About 56 participants attended the day long workshop yesterday in Thimphu (Photo courtesy: MoAF)

Achieving land degradation neutrality collectively

To sensitise on the importance and benefits of sustainable land management in combating land degradation and achieving Land Degradation Neutrality (LDN), a workshop was held by the National Soil Services Centre (NSSC) in Thimphu yesterday.

Managing Director of United Nations Convention to Combat Desertification (UNCCD) Global Mechanism, Dr Markus Repnik, defined LDN as a global commitment to halt and reverse land degradation by 2030.

He said that 29 percent of the global area has been degraded. “We are in a crisis that is massively aggravated by climate change, population growth, and ever increasing demand for natural resources.”

Agriculture minister, Yeshey Dorji said that Bhutan is no exception when it comes to land degradation. “As a mountainous country there is limited land.
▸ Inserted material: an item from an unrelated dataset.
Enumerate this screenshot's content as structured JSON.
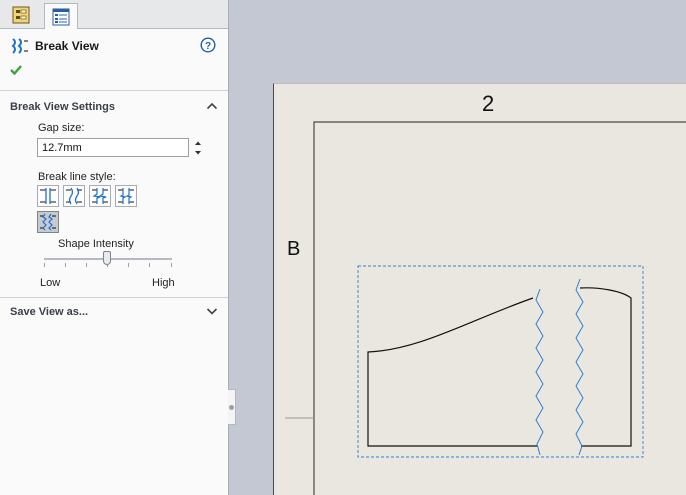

Our farmers are forced to cultivate at 40 degree slope which by international standards is unsustainable,” lyonpo said.

Given the rugged terrain and extreme climate, lyonpo said that the country does not have much scope for land expansion. According to the agriculture minister, 58 percent of people still depend on agriculture for livelihood.
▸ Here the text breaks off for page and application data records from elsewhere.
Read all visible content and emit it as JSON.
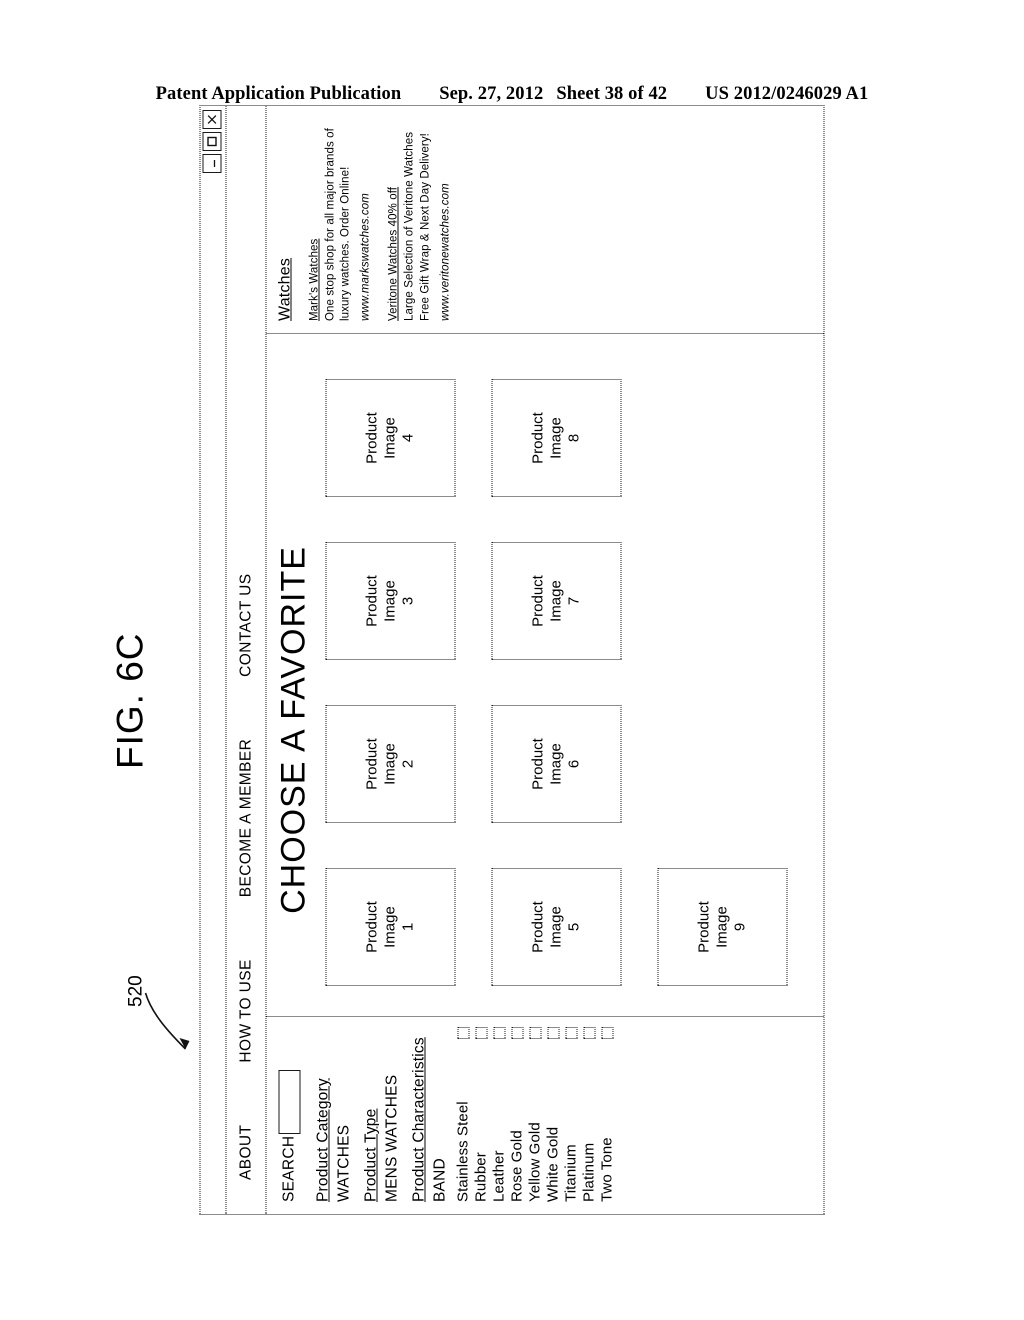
{
  "page_header": {
    "publication": "Patent Application Publication",
    "date": "Sep. 27, 2012",
    "sheet": "Sheet 38 of 42",
    "patent_number": "US 2012/0246029 A1"
  },
  "figure": {
    "label": "FIG. 6C",
    "callout": "520"
  },
  "window": {
    "controls": [
      {
        "name": "minimize-button",
        "glyph": "minimize"
      },
      {
        "name": "maximize-button",
        "glyph": "maximize"
      },
      {
        "name": "close-button",
        "glyph": "close"
      }
    ]
  },
  "nav": {
    "items": [
      {
        "label": "ABOUT"
      },
      {
        "label": "HOW TO USE"
      },
      {
        "label": "BECOME A MEMBER"
      },
      {
        "label": "CONTACT US"
      }
    ]
  },
  "sidebar": {
    "search_label": "SEARCH",
    "search_value": "",
    "search_placeholder": "",
    "facets": [
      {
        "heading": "Product Category",
        "value": "WATCHES"
      },
      {
        "heading": "Product Type",
        "value": "MENS WATCHES"
      },
      {
        "heading": "Product Characteristics",
        "value": ""
      }
    ],
    "group_label": "BAND",
    "options": [
      {
        "label": "Stainless Steel",
        "checked": false
      },
      {
        "label": "Rubber",
        "checked": false
      },
      {
        "label": "Leather",
        "checked": false
      },
      {
        "label": "Rose Gold",
        "checked": false
      },
      {
        "label": "Yellow Gold",
        "checked": false
      },
      {
        "label": "White Gold",
        "checked": false
      },
      {
        "label": "Titanium",
        "checked": false
      },
      {
        "label": "Platinum",
        "checked": false
      },
      {
        "label": "Two Tone",
        "checked": false
      }
    ]
  },
  "content": {
    "title": "CHOOSE A FAVORITE",
    "tiles": [
      {
        "line1": "Product",
        "line2": "Image",
        "number": "1"
      },
      {
        "line1": "Product",
        "line2": "Image",
        "number": "2"
      },
      {
        "line1": "Product",
        "line2": "Image",
        "number": "3"
      },
      {
        "line1": "Product",
        "line2": "Image",
        "number": "4"
      },
      {
        "line1": "Product",
        "line2": "Image",
        "number": "5"
      },
      {
        "line1": "Product",
        "line2": "Image",
        "number": "6"
      },
      {
        "line1": "Product",
        "line2": "Image",
        "number": "7"
      },
      {
        "line1": "Product",
        "line2": "Image",
        "number": "8"
      },
      {
        "line1": "Product",
        "line2": "Image",
        "number": "9"
      }
    ]
  },
  "ads": {
    "heading": "Watches",
    "items": [
      {
        "title": "Mark's Watches",
        "line1": "One stop shop for all major brands of",
        "line2": "luxury watches. Order Online!",
        "url": "www.markswatches.com"
      },
      {
        "title": "Veritone Watches 40% off",
        "line1": "Large Selection of Veritone Watches",
        "line2": "Free Gift Wrap & Next Day Delivery!",
        "url": "www.veritonewatches.com"
      }
    ]
  },
  "colors": {
    "ink": "#000000",
    "paper": "#ffffff"
  }
}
Principal Land Management Officer, Tshering Dorji (Phd) said that poor management of land resources would lead to loss of reduced biodiversity and ecosystem services. “It would also lead to loss of habitat and change in abundance of species, climate change and reduced mitigation and adaptive capacity.”
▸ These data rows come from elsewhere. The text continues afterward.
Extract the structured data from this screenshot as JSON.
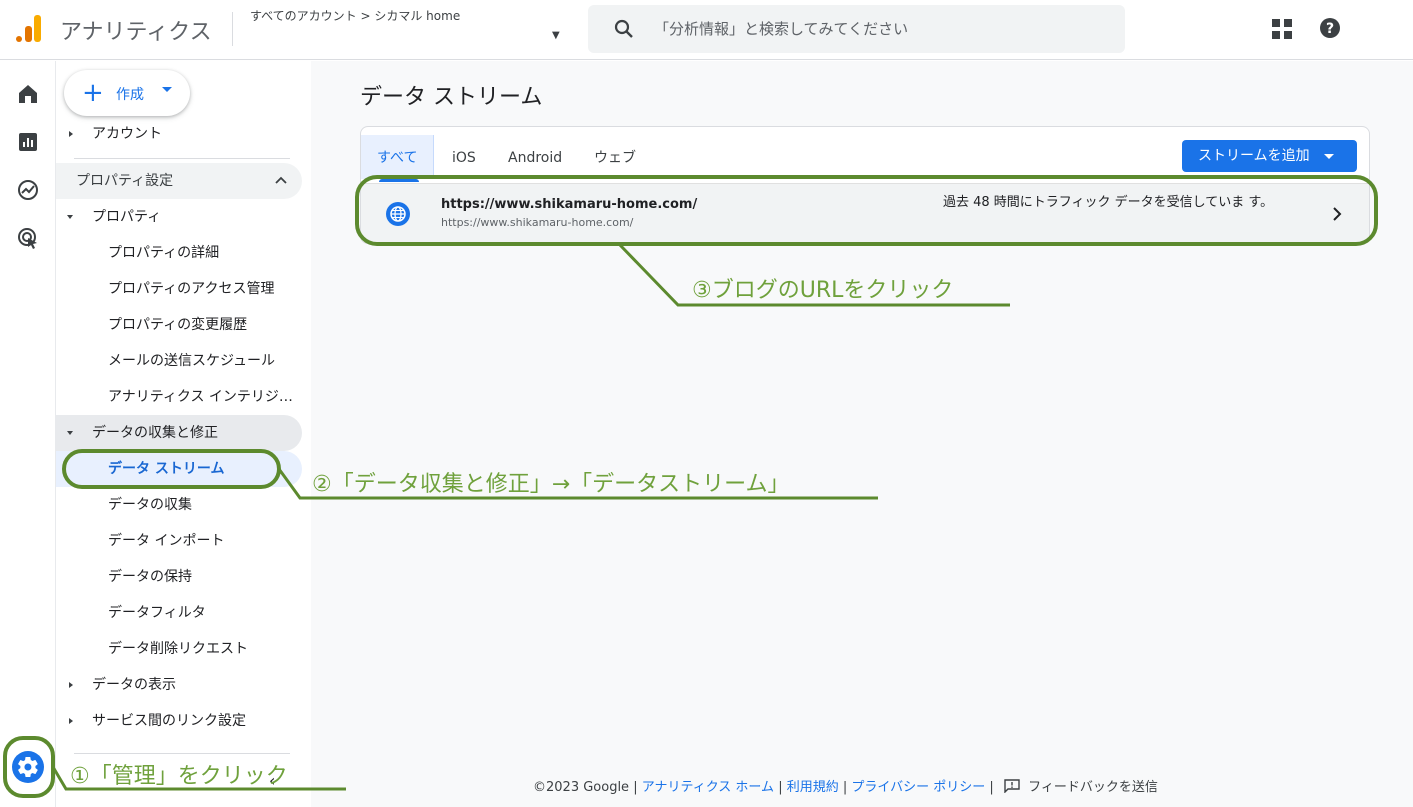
{
  "header": {
    "app_title": "アナリティクス",
    "breadcrumb": "すべてのアカウント > シカマル home",
    "search_placeholder": "「分析情報」と検索してみてください",
    "apps_icon": "apps-grid-icon",
    "help_icon": "help-icon"
  },
  "rail": {
    "items": [
      "home-icon",
      "reports-icon",
      "explore-icon",
      "advertising-icon"
    ],
    "admin": "admin-gear-icon"
  },
  "nav": {
    "create_label": "作成",
    "account": "アカウント",
    "section_title": "プロパティ設定",
    "property": "プロパティ",
    "property_items": [
      "プロパティの詳細",
      "プロパティのアクセス管理",
      "プロパティの変更履歴",
      "メールの送信スケジュール",
      "アナリティクス インテリジ…"
    ],
    "data_collection": "データの収集と修正",
    "data_items": [
      "データ ストリーム",
      "データの収集",
      "データ インポート",
      "データの保持",
      "データフィルタ",
      "データ削除リクエスト"
    ],
    "data_display": "データの表示",
    "service_links": "サービス間のリンク設定"
  },
  "main": {
    "title": "データ ストリーム",
    "tabs": [
      "すべて",
      "iOS",
      "Android",
      "ウェブ"
    ],
    "active_tab": "すべて",
    "add_stream_label": "ストリームを追加",
    "stream": {
      "name": "https://www.shikamaru-home.com/",
      "url": "https://www.shikamaru-home.com/",
      "status": "過去 48 時間にトラフィック データを受信していま す。"
    }
  },
  "footer": {
    "copyright": "©2023 Google",
    "sep": "|",
    "links": [
      "アナリティクス ホーム",
      "利用規約",
      "プライバシー ポリシー"
    ],
    "feedback": "フィードバックを送信"
  },
  "annotations": {
    "step1": "①「管理」をクリック",
    "step2": "②「データ収集と修正」→「データストリーム」",
    "step3": "③ブログのURLをクリック",
    "color": "#6fa13c"
  },
  "colors": {
    "accent": "#1a73e8",
    "logo_dark": "#e37400",
    "logo_light": "#f9ab00"
  }
}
He added that the main intention for organising the workshop was to bring together all stakeholders, as land management is a cross-sector issue.

Achieving LDN would require proper management of land, and mainstreaming of the land activities in government policies and plans to mobilise financial resources.

As of 2010, Tshering Dorji said that landslides, gullies, ravines and glacial moraines have degraded about 204km squares of land in the country. “However, the most extensive form of land degradation is surface erosion,” he said.

The benefits of LDN he listed were enhanced rural livelihood, generation of employment opportunities, establishment of a coordination mechanism, tapping of financial resources and achieving multiple SDGs.

Agriculture land development guidelines will be used during the 12th Plan and beyond to achieve LDN by 2030.

Achieving land degradation neutral world by 2030 is one of the targets of the Sustainable Development Goals. Bhutan is among 110 countries that have committed to set national land degradation neutrality targets.

About 56 participants attended the workshop that was supported by UNCCD.

Rinchen Zangmo

0 replies

Leave a Reply

Want to join the discussion?
Feel free to contribute!

Leave a Reply